Two cheers for the new state pension rules

The new state pension arrangements announced this week follow the recommendations of a 2004 Adam Smith Institute report by the actuary Alan Pickering. We had to wait eight years, but at last the bureaucracy has got there.

The current state pension system is absurdly complex and out of date. It has two different components, a basic pension and an earnings-related pension. You might think that the idea of the state pension is simply to keep retired people out of poverty and give them a decent income. But no. If you earn more, you pay in more and get a bigger pension. Nice for the higher earners. But even with that supplement, your pension still won't be enough to live on and you are forced to supplement it with welfare.

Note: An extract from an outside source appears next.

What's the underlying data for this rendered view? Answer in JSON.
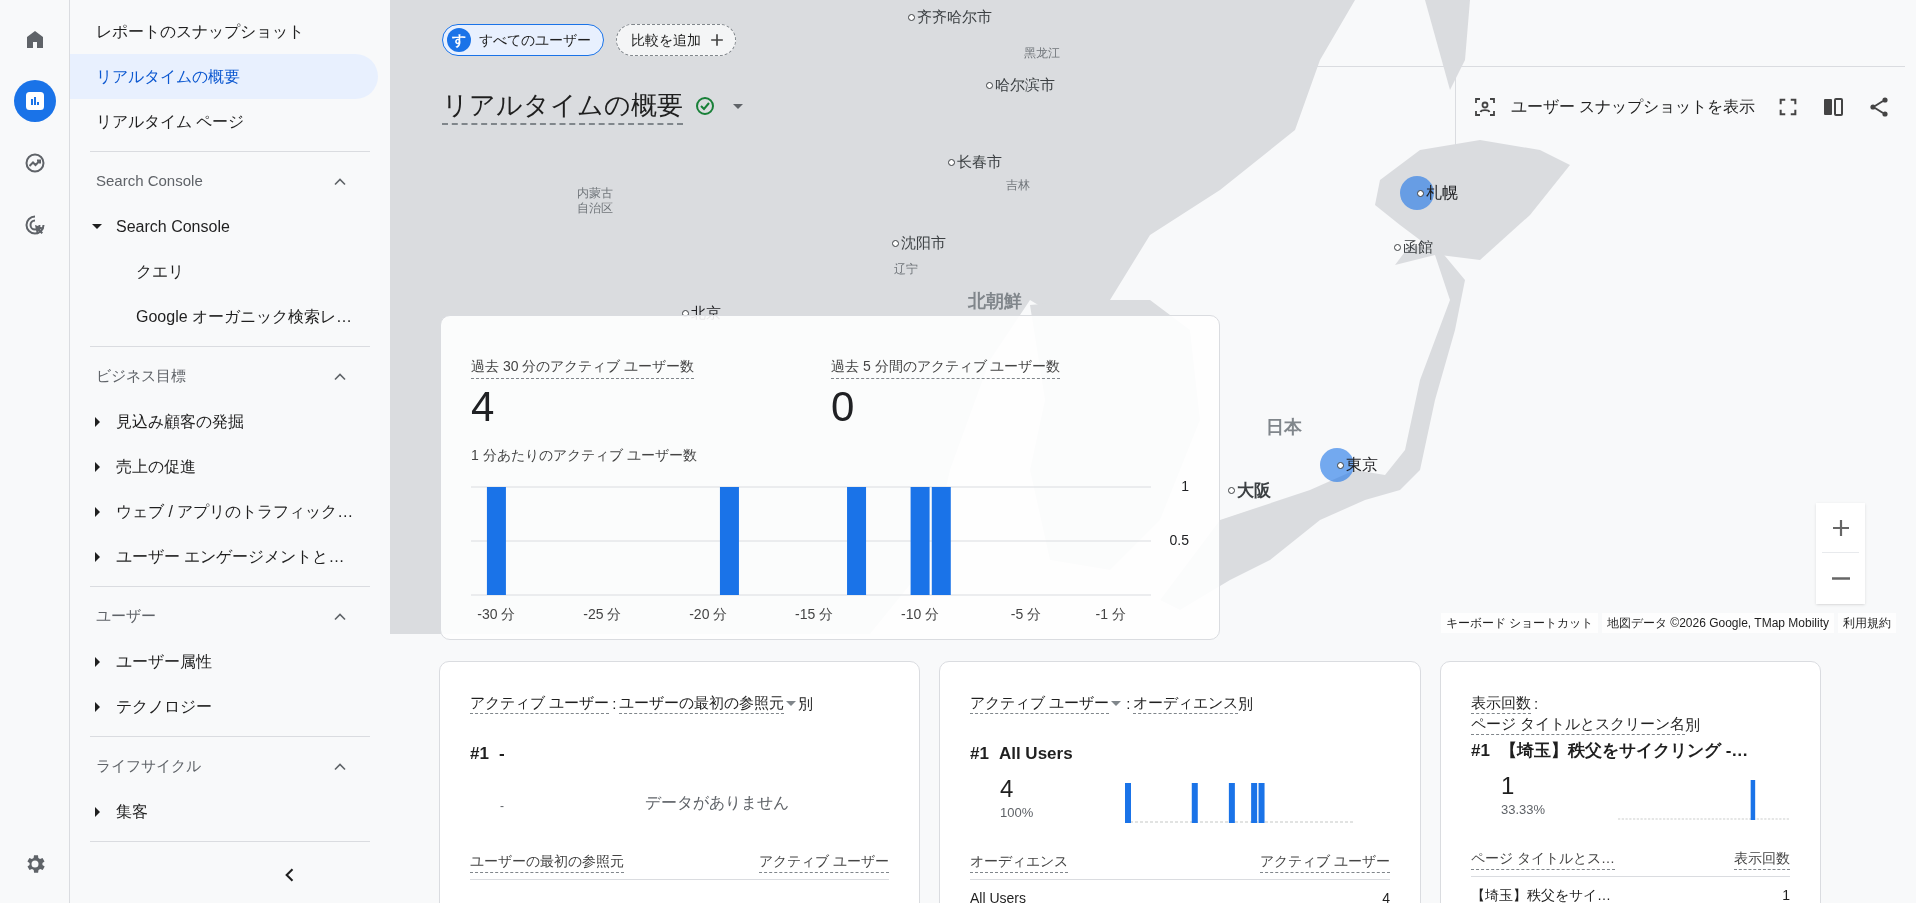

If you save for yourself, you will of course lose that welfare supplement because of means-testing. It's a system that seems almost designed to trap people in poverty and make saving pointless.

Meanwhile the arrangements for women also reflect a postwar world in which women were expected to be dependent on their husbands. This has disadvantaged women who take time out to look after children or elderly relatives: without a full set of national insurance contributions, they get an even smaller pension.

Oh, and actually higher earners can contract out of the earnings-related bit and do their own thing instead. Simple, huh?

The new arrangement, starting in 2017, will provide a simple flat-rate pension that will be higher than the means-tested welfare floor. So if you save for yourself, you will get the reward for doing so. There are credits for those who cannot pay national insurance contributions because of their responsibilities as carers. It is a lot simpler, and it does what the state pension is there for: to make sure that people save enough during their working lives to allow them to live decently and not have to rely on the welfare support of taxpayers.

Generally the state should not force people into saving – it should be their decision – but when you have a welfare system, problems arise if you do not. If you are going to force people to save, you should do it in a simple way that does the job and no more. The new system will be very much simpler and will achieve the basic aim without trying to do more and getting everyone in a bureaucratic model.

So, from 2004 to 2017…by current standards, thirteen years is pretty short time for a good idea to actually come into effect in legislation. Bad ideas usually get through a lot quicker. A muted cheer.